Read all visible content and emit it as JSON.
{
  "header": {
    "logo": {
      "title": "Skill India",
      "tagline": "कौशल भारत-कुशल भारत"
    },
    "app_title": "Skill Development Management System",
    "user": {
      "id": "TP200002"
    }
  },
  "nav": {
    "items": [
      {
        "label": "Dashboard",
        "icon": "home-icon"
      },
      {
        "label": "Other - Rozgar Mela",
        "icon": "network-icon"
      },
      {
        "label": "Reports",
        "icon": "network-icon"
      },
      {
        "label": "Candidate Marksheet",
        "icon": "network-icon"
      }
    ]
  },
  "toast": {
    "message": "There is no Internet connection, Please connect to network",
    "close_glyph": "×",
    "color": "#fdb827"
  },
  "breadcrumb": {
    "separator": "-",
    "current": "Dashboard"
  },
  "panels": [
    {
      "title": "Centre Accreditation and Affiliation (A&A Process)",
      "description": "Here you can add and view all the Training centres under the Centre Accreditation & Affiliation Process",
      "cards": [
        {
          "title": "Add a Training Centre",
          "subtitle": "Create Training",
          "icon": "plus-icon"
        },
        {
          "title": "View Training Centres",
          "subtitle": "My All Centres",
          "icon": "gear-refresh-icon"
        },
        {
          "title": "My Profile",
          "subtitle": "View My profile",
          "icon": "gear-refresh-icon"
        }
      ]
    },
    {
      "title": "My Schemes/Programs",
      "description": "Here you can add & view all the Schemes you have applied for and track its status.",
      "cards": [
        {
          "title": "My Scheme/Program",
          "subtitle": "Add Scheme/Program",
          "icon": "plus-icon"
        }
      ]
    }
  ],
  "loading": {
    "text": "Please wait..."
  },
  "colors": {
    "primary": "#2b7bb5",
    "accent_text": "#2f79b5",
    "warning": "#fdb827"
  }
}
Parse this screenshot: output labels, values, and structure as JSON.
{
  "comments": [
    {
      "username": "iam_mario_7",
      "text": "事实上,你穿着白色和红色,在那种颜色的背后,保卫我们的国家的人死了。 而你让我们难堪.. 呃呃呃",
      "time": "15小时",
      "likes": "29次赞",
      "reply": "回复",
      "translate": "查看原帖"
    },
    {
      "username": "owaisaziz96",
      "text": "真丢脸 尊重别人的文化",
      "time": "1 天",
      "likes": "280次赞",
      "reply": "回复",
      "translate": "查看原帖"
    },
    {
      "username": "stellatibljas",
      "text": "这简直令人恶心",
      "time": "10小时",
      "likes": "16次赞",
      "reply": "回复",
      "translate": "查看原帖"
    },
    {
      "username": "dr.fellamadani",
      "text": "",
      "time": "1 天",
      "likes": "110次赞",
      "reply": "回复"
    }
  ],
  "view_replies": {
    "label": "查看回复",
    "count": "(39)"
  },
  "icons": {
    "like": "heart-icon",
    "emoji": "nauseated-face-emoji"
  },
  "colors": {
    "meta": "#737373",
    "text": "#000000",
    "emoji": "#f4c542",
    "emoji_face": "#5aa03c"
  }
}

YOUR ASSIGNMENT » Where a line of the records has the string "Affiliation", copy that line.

ANSWER BOX »
      "title": "Centre Accreditation and Affiliation (A&A Process)",
      "description": "Here you can add and view all the Training centres under the Centre Accreditation & Affiliation Process",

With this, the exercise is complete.